Similarly, education that is public, one would rationally adduce, will be forced to provide at minimum restroom and shower facilities for students and staff based no longer on gender, but on sexual identity. This has already happened.
The Massachusetts Department of Education declared that “some students may feel uncomfortable sharing those facilities with a transgender student but this ‘‘discomfort is not a reason to deny access to the transgender student.’’ Re-educating heterosexual students is the sole remedy offered.
As long as unwanted sexual contact did not occur, Judge Shelby would be obligated to rule that no female would have a rational right to shower in that school’s facilities without the possibility of a male-gendered student at the time claiming a female sexual identity from simultaneously using those same facilities.
And with those rulings and guidance, the onus of being ‘different’ now shifts to gender-based people, portraying them as closed-minded simply because of their sexual orientation, behavior and advocacy: hetero-sexual.
Judge Shelby’s non-scientific ruling that in matters of marriage gender is disqualified, leading to the same disqualification of gender in state-sanctioned education about sexual identity, virtually requires other issues of sexual morality also will be deemed unconstitutional.
How could sex between a teacher and a thirteen year old boy be ruled illegal, if both enjoyed the encounter and both consented, and they created “an intimate and emotional bond”, the sole basis upon which Judge Shelby deems necessary for a marriage?
On what legal basis could she, or he, be sued by parents or the boy or an employing school district? Scout leaders, Catholic priests and youth group leaders previously convicted of child molestation would have standing to overturn their convictions, if they could demonstrate they in fact created “an intimate and emotional bond” with the young person, the primary foundation the judge uses to identify a state recognized marriage?
If a toddler is deemed competent to determine their own sexual identity without the help of gender-based parenting, how could a teenaged boy or girl be considered incompetent to make decisions about how they choose to act out that sexual identity, regardless of the well-documented lack of brain development in the area of executive functions of most teenagers?

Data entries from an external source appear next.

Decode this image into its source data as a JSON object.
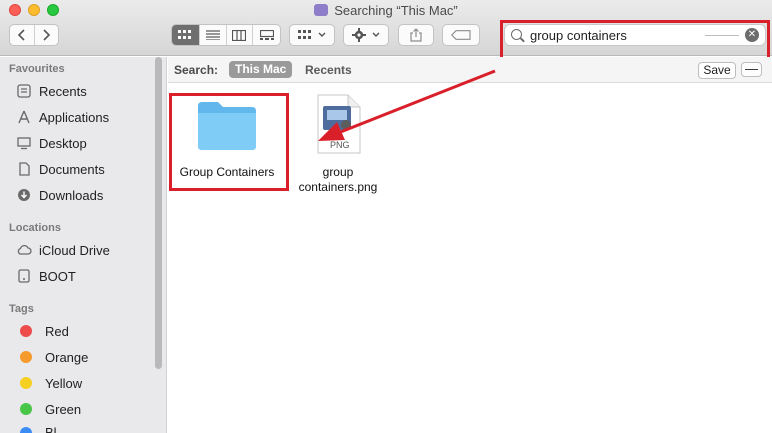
{
  "window": {
    "title": "Searching “This Mac”"
  },
  "search": {
    "value": "group containers",
    "clear_glyph": "✕"
  },
  "scope_bar": {
    "search_label": "Search:",
    "this_mac": "This Mac",
    "recents": "Recents",
    "save_label": "Save",
    "minus_label": "—"
  },
  "sidebar": {
    "favourites_header": "Favourites",
    "favourites": [
      {
        "label": "Recents",
        "icon": "clock-icon"
      },
      {
        "label": "Applications",
        "icon": "applications-icon"
      },
      {
        "label": "Desktop",
        "icon": "desktop-icon"
      },
      {
        "label": "Documents",
        "icon": "document-icon"
      },
      {
        "label": "Downloads",
        "icon": "download-icon"
      }
    ],
    "locations_header": "Locations",
    "locations": [
      {
        "label": "iCloud Drive",
        "icon": "cloud-icon"
      },
      {
        "label": "BOOT",
        "icon": "disk-icon"
      }
    ],
    "tags_header": "Tags",
    "tags": [
      {
        "label": "Red",
        "color": "#ee4b4b"
      },
      {
        "label": "Orange",
        "color": "#f69a2c"
      },
      {
        "label": "Yellow",
        "color": "#f5d020"
      },
      {
        "label": "Green",
        "color": "#48c648"
      },
      {
        "label": "Bl",
        "color": "#3b8cf6"
      }
    ]
  },
  "results": [
    {
      "name": "Group Containers",
      "kind": "folder"
    },
    {
      "name_line1": "group",
      "name_line2": "containers.png",
      "badge": "PNG",
      "kind": "png"
    }
  ],
  "annotation": {
    "color": "#d9202a"
  }
}
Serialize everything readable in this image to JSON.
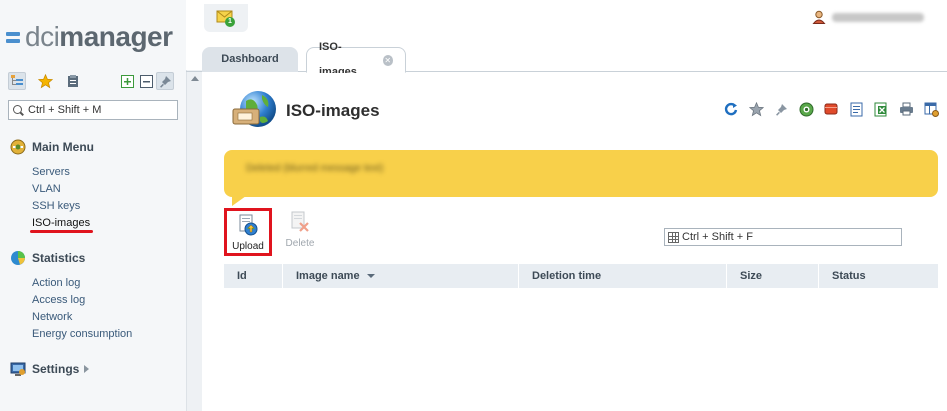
{
  "app": {
    "logo_light": "dci",
    "logo_bold": "manager",
    "notifications_count": "1",
    "username": "administrator"
  },
  "sidebar": {
    "search_placeholder": "Ctrl + Shift + M",
    "tools": [
      "tree-view-icon",
      "favorites-star-icon",
      "clipboard-icon",
      "expand-all-icon",
      "collapse-all-icon",
      "pin-icon"
    ],
    "sections": {
      "main_menu": {
        "title": "Main Menu",
        "items": [
          "Servers",
          "VLAN",
          "SSH keys",
          "ISO-images"
        ]
      },
      "statistics": {
        "title": "Statistics",
        "items": [
          "Action log",
          "Access log",
          "Network",
          "Energy consumption"
        ]
      },
      "settings": {
        "title": "Settings"
      }
    }
  },
  "tabs": {
    "dashboard": "Dashboard",
    "iso": "ISO-images"
  },
  "page": {
    "title": "ISO-images",
    "banner_text": "Deleted (blurred message text)",
    "actions": {
      "upload": "Upload",
      "delete": "Delete"
    },
    "grid_search_placeholder": "Ctrl + Shift + F",
    "columns": [
      "Id",
      "Image name",
      "Deletion time",
      "Size",
      "Status"
    ]
  },
  "colors": {
    "banner": "#f8d04a",
    "highlight": "#e0141e",
    "header_row": "#e8edf2"
  }
}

But perhaps this test of what constitutes grounds for marriage, ‘an intimate and emotional bond’, does, in fact, not survive rational closer scrutiny. Let’s scrutinize it and see.
A government that will not balance its own budget, a Supreme Court with the Dred Scott decision in its background and a political party with Jim Crow laws in their not so distant past believe that genderless marriage and sexual identity development is in the best interest of society.
This ruling is about far more than just who can marry whom; it creates untenable childhood distress, sanctions predatory sexual relationships of adults with children and criminalizes heterosexual behavior, identity formation and advocacy.